Third game, the jingles. Basically you blindfold everyone, sit them on a mat and then proceed to beat them about the head with a bell tied to a piece of string dangling from a pole. Someone, probably fed up of receiving sharp blows across the temple with the jingling bell, grabs the bell and gives it a sharp tug, so the bell holder slips on the wet grass, falls over and cries.

Next, there's knocking over a tennis ball with a length of nylon rope. For added difficulty, the tennis ball is perched on an unturned plastic cup. This game is the 2007 version of getting a ball out of a hole in the ground with a coachwhip. Those 1883 coach drivers were probably pretty good, because even going to within kicking distance of the tennis ball we still can't do it. Eventually the wind obliges and sends the upturned cup and ball flying off.
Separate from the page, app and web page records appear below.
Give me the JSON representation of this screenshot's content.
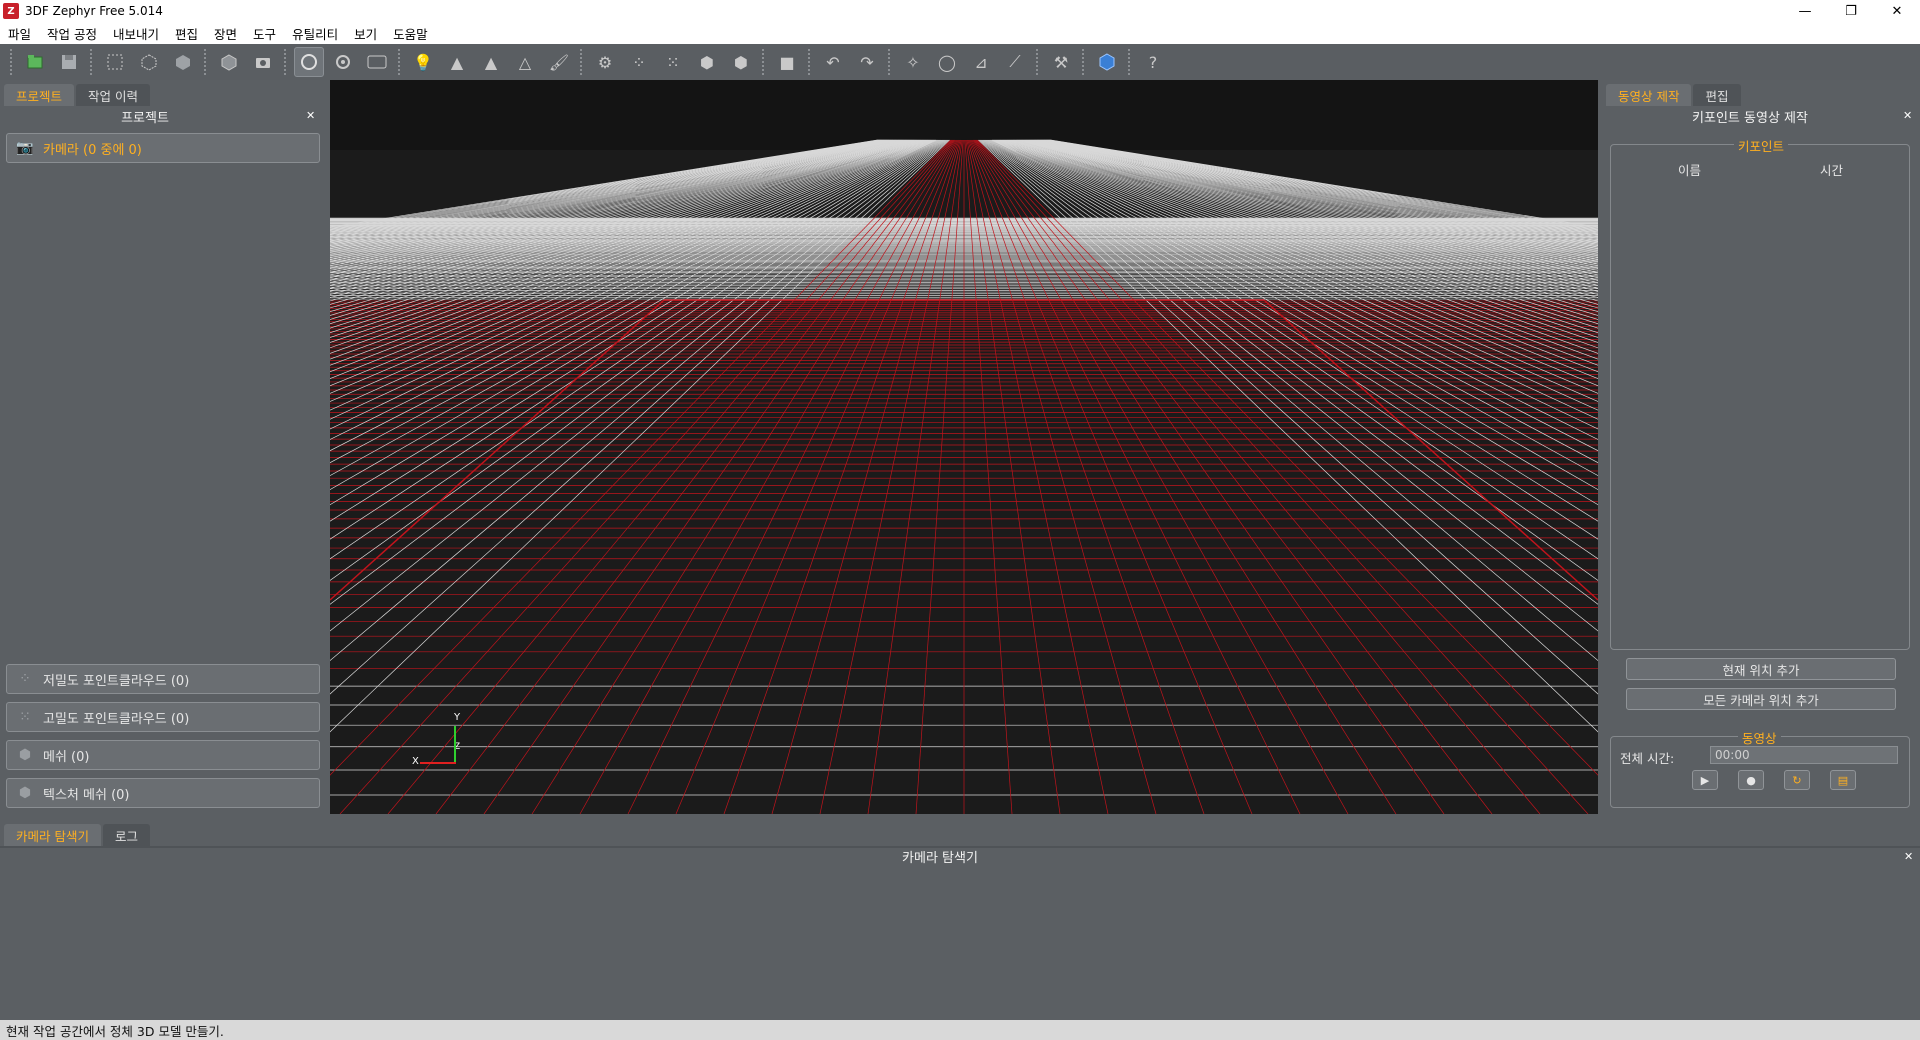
{
  "window": {
    "title": "3DF Zephyr Free 5.014",
    "minimize": "—",
    "restore": "❐",
    "close": "✕"
  },
  "menu": [
    "파일",
    "작업 공정",
    "내보내기",
    "편집",
    "장면",
    "도구",
    "유틸리티",
    "보기",
    "도움말"
  ],
  "left": {
    "tabs": [
      "프로젝트",
      "작업 이력"
    ],
    "panel_title": "프로젝트",
    "cameras": "카메라 (0 중에 0)",
    "sparse": "저밀도 포인트클라우드 (0)",
    "dense": "고밀도 포인트클라우드 (0)",
    "mesh": "메쉬 (0)",
    "textured": "텍스처 메쉬 (0)"
  },
  "right": {
    "tabs": [
      "동영상 제작",
      "편집"
    ],
    "panel_title": "키포인트 동영상 제작",
    "keypoints_group": "키포인트",
    "col_name": "이름",
    "col_time": "시간",
    "add_current": "현재 위치 추가",
    "add_all": "모든 카메라 위치 추가",
    "video_group": "동영상",
    "total_time_label": "전체 시간:",
    "total_time_value": "00:00"
  },
  "bottom": {
    "tabs": [
      "카메라 탐색기",
      "로그"
    ],
    "panel_title": "카메라 탐색기"
  },
  "viewport": {
    "axis_x": "X",
    "axis_y": "Y",
    "axis_z": "Z"
  },
  "status": "현재 작업 공간에서 정체 3D 모델 만들기.",
  "colors": {
    "accent": "#ffb020",
    "grid_red": "#c0141c",
    "grid_white": "#d8d8d8",
    "viewport_bg": "#1b1b1b"
  }
}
Which is just as well because Shark is close to tears and has got her foot tangled up in the rope.

Is there anything else asks the excited Grit family? No, replies the lady staff. Oh we all say. No versions of pipe smoking? No eating cakes? No.

At this point Shark and Squirrel look at each other and set up their own amusement by robbing the other games of equipment to build their own obstacle course. This would be a sorrow to anyone if they wanted to use the equipment at the other games, but no-one does. Perhaps it's the £1 that puts them off. Or perhaps it's the fact that the drizzle is setting in. Or perhaps it's the sight of Shark and Squirrel starting to have a squealing match over who gets to put the stick in their obstacle course as 'the thing you must carry'.

Grit waits patiently for about an hour while this all goes on with just a bit of grumbling about how in 2003 I was not playing games with the tennis ball when it was confiscated. It was management. And when Shark and Squirrel have finished with all their obstacle courses and are worn out, run about, and all pink in the cheeks, we go home to Tiger.

And I'm sure it was not much more fun in 1883.

2 comments:

HelenHaricot said...

did you ask for your pound back?? what a good idea = the tennis ball.

grit said...

hi helen! if the kids had just done the games set out, i would definitely have felt cheated... when s & s started nicking the equipment to build their own game, then i reckoned we were paying a hire charge.